Standards wars – battles for market dominance between incompatible technologies – are a fixture of the information age. Based on our study of historical standards wars, we have identified several generic strategies, along with a number of winning tactics, to help companies fighting today's – and tomorrow's – battles.
There is no doubt about the significance of standards battles in today's economy. Public attention is currently focused on the Browser War between Microsoft and Netscape (oops, America OnLine). Even as Judge Jackson evaluates the legality of Microsoft's tactics in the Browser War, the Audio and Video Streaming Battle is heating up between Microsoft and RealNetworks over software to deliver audio and video over the Internet. The 56k Modem War of 1997 pitted 3Com against Rockwell and Lucent-Microsoft's Word and Excel have vanquished WordPerfect and Lotus 1-2-3 respectively. Most everyone remembers the Video-Cassette Recorder Duel of the 1980s, in which Matsushita's VHS format triumphed over Sony's Betamax format. However, few recall how Philips's digital compact cassette and Sony's minidisk format both flopped in the early 1990s. This year, it's DVD versus Divx in the battle to replace both VCRs and CDs.

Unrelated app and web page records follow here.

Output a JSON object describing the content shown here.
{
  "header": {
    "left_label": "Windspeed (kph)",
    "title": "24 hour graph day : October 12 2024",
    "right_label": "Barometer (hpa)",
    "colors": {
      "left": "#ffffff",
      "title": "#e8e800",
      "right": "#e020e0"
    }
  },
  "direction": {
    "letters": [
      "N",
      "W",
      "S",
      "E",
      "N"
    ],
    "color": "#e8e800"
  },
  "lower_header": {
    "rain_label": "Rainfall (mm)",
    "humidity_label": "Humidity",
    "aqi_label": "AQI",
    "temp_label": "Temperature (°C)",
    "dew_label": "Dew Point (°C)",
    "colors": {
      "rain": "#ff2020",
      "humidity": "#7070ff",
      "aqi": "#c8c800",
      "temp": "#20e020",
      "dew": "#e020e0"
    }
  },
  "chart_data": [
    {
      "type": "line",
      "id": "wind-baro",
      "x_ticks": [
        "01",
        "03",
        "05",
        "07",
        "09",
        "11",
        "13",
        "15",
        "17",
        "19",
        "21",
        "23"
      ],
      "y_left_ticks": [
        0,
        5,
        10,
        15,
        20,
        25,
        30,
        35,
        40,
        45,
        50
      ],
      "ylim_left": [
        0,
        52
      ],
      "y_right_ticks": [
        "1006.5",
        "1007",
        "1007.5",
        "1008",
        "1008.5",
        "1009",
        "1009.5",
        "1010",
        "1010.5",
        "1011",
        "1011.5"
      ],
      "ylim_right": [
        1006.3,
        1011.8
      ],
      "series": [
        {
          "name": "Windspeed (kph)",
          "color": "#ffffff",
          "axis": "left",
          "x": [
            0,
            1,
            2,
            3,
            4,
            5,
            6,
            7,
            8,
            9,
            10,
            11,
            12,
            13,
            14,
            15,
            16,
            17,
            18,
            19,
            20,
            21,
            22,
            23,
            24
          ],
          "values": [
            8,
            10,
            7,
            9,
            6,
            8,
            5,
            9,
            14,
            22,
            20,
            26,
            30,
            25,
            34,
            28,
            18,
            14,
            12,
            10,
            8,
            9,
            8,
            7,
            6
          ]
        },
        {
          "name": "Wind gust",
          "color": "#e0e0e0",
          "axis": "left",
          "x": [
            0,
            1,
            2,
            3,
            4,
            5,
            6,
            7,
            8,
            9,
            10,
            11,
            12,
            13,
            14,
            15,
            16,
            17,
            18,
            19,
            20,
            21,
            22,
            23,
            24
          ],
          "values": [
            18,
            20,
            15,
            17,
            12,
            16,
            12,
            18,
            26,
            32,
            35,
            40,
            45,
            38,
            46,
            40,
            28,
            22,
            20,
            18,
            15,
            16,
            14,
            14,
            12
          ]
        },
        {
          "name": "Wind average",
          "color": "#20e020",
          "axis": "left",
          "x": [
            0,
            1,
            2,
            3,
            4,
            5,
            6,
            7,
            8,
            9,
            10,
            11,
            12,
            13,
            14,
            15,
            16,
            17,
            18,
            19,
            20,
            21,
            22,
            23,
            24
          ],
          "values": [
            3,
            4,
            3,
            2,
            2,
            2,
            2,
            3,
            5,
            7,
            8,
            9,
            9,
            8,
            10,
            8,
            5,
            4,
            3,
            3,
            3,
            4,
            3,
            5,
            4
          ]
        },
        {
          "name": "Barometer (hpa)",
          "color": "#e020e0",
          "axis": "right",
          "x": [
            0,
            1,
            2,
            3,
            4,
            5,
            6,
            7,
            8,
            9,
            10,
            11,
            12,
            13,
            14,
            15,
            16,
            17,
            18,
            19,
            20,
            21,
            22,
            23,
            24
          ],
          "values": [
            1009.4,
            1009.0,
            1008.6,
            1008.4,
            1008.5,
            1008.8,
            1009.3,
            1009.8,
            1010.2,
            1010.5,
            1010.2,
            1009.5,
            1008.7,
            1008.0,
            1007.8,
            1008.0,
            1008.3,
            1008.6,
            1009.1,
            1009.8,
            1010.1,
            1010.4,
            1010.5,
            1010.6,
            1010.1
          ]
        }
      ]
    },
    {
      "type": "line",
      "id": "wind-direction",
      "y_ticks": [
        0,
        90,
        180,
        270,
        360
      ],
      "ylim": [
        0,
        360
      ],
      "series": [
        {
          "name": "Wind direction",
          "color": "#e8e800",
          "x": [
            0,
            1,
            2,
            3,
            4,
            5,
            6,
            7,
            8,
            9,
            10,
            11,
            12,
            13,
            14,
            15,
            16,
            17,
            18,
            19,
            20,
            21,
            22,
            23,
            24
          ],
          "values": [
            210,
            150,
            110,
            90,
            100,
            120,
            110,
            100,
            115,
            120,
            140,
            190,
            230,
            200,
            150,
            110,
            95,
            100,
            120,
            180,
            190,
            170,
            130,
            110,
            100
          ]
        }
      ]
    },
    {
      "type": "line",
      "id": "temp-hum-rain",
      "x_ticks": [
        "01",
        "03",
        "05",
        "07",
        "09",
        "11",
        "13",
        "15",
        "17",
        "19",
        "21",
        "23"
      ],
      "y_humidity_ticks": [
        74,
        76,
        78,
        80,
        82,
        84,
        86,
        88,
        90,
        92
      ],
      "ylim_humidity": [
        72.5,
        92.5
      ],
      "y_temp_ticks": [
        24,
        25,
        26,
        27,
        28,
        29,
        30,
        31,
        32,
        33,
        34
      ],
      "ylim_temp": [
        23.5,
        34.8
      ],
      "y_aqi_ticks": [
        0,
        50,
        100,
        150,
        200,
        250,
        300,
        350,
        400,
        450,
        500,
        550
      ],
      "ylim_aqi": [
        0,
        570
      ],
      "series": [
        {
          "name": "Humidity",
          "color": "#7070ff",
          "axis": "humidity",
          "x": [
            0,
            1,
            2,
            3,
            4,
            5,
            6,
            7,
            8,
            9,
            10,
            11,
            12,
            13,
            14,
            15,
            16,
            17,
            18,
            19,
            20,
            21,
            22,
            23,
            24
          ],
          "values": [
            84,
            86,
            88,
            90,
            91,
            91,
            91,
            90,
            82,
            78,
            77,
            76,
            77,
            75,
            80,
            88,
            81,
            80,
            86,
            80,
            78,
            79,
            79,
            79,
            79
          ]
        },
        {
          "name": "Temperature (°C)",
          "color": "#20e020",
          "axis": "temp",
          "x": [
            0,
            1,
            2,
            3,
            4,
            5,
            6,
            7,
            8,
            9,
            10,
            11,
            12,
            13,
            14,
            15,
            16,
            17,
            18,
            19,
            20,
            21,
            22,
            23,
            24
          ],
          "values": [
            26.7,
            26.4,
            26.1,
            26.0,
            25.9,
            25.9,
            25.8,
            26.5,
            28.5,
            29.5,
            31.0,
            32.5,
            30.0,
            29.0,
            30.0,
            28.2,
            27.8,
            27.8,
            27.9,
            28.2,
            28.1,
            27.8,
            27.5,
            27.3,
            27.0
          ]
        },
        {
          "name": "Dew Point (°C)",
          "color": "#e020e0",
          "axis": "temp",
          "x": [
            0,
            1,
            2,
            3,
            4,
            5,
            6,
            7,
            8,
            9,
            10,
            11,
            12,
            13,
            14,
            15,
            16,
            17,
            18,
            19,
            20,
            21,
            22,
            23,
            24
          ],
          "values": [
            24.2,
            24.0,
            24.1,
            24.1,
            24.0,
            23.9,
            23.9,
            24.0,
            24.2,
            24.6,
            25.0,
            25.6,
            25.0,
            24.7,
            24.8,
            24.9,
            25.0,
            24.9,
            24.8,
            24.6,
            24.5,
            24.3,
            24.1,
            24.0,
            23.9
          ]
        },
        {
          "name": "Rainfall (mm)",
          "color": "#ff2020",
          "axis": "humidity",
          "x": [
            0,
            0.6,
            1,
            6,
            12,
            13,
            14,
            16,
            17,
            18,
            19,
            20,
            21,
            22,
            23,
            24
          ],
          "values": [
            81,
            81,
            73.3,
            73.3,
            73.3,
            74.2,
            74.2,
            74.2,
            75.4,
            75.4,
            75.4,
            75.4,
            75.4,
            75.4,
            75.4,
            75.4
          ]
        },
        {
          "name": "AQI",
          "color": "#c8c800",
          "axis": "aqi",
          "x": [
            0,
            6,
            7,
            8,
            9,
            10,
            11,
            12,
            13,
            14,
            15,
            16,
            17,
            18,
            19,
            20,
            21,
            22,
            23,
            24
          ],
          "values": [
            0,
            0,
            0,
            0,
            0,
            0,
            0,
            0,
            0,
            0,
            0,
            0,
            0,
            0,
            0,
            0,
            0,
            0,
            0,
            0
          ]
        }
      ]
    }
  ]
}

Virtually every high-tech company has some role to play in these battles, perhaps as a primary combatant, more likely as a member of a coalition or alliance supporting one side, and certainly as a customer ...